Income generation and collection - fees and charges


8.10†††† Income generated by the Council can be volatile.† For example, parking income can be sensitive to changes in the overall economic environment.


Council Tax Ė Council Tax base and collection rates


8.11†††† Council Tax income has in the past proved stable and has increased steadily with the growth in the number of homes.† Continued growth could be threatened by a downturn in the economy.† Collectability of Council Tax could be threatened if a large number of households face joblessness and loss of incomes.


Business rates income Ė overall level and collection rates


8.12†††† Business rates income is particularly vulnerable to ratepayer appeals.† The Council is less exposed than some authorities, owing to the diverse local economy in Maidstone.† However, a general loss of profitability in the retail sector (for example) could lead to a large number of appeals and possible consequent loss of income.


Availability of funding for capital expenditure


8.13†††† The Councilís investment plans depend on the availability of funding, whether through New Homes Bonus, capital receipts, or borrowing through the Public Works Loan Board.


Level of balances and reserves


8.14†† † As explained above, balances and reserves provide a measure of protection †against risks generally.† The result is that the overall risk profile of the Council will increase if balances and reserves are depleted.


9.         † CONSULTATION




9.1          Each year the council as part of the development of the Strategic Plan and MTFS carries out consultation with our businesses and residents and other stakeholders on the priorities and spending of the council. A programme has been proposed that ensures the focus of annual consultations is not repetitive and builds a body of information over time.
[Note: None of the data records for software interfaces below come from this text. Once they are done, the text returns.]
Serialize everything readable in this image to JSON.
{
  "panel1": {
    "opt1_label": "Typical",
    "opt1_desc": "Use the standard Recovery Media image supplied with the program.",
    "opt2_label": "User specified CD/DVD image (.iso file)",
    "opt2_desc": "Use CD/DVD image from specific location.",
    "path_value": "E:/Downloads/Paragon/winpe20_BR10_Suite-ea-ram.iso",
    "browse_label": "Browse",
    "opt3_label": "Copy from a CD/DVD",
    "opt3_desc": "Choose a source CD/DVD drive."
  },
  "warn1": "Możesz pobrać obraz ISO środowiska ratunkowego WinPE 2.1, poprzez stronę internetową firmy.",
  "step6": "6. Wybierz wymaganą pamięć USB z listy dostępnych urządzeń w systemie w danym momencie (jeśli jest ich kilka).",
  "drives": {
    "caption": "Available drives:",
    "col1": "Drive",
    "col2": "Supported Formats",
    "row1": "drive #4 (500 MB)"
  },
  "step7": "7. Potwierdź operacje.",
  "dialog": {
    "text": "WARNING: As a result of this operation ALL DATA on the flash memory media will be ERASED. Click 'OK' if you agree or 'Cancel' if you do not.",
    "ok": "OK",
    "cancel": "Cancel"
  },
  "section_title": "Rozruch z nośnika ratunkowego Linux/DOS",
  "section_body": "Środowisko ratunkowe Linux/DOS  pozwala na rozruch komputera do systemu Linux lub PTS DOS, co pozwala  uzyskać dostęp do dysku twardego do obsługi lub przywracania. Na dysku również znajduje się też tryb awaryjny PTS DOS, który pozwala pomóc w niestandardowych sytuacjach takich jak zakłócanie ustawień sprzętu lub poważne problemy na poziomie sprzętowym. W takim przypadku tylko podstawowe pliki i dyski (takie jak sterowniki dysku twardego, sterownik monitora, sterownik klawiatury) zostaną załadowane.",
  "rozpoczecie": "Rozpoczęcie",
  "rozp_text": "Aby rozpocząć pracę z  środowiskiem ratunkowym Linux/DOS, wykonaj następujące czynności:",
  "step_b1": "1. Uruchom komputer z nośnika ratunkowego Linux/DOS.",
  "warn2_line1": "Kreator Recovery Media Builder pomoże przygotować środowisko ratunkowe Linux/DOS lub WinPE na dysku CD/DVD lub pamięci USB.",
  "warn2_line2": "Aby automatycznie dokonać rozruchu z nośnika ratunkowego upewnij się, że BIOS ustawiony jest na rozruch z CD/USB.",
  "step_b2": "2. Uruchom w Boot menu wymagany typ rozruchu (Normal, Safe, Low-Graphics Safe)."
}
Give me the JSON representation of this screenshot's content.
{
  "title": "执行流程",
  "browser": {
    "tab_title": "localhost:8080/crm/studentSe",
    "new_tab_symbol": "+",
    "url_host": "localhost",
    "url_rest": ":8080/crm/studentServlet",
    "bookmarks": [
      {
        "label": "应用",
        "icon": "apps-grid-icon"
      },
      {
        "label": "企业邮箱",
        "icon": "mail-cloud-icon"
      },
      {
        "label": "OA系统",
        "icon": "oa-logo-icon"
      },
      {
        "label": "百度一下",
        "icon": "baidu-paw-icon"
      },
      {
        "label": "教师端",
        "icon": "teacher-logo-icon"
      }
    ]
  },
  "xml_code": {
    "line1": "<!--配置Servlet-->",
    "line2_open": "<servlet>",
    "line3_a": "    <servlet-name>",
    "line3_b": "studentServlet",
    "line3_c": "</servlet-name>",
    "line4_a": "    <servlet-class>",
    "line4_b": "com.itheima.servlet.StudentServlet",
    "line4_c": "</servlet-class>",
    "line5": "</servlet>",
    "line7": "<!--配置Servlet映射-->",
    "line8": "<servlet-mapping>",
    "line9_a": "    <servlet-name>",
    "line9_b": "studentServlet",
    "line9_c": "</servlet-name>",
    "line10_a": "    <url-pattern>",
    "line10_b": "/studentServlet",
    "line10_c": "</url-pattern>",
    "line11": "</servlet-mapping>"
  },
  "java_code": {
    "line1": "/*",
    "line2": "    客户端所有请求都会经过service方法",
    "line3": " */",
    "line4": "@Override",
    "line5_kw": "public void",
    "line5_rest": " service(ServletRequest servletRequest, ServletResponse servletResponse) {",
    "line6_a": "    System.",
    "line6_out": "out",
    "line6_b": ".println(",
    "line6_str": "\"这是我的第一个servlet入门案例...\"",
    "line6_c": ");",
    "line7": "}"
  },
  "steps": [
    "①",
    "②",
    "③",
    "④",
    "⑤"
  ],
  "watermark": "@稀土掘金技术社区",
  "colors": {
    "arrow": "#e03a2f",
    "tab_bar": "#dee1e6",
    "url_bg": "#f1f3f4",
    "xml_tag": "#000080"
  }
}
The intention of the consultation is to both inform and be informed by local residents, businesses and stakeholders.


9.2          Previous consultation has been focused on payment for services by council tax or direct fee at time of use, proposals for savings in discretionary services, request for new savings, variations in the level of customer service, questions on savings proposals and the effect of previous budget savings as well as areas where we should be focusing our efforts to make savings.† Our approach has varied from on-line surveys, face to face surveys, public roadshows to on-line budget simulator exercises.

Consultation† Approach


9.3          Consultation on the budget in Autumn 2016 was carried out across a number of channels in a variety of formats including:

         A face to face budget roadshow led by Councillors

         An on-line survey

         Briefings across all our communication channels


9.4          The results of the consultation has informed how resources have been prioritised and was reported to all four service committees as part of the refreshed strategic plan and final medium term financial strategy.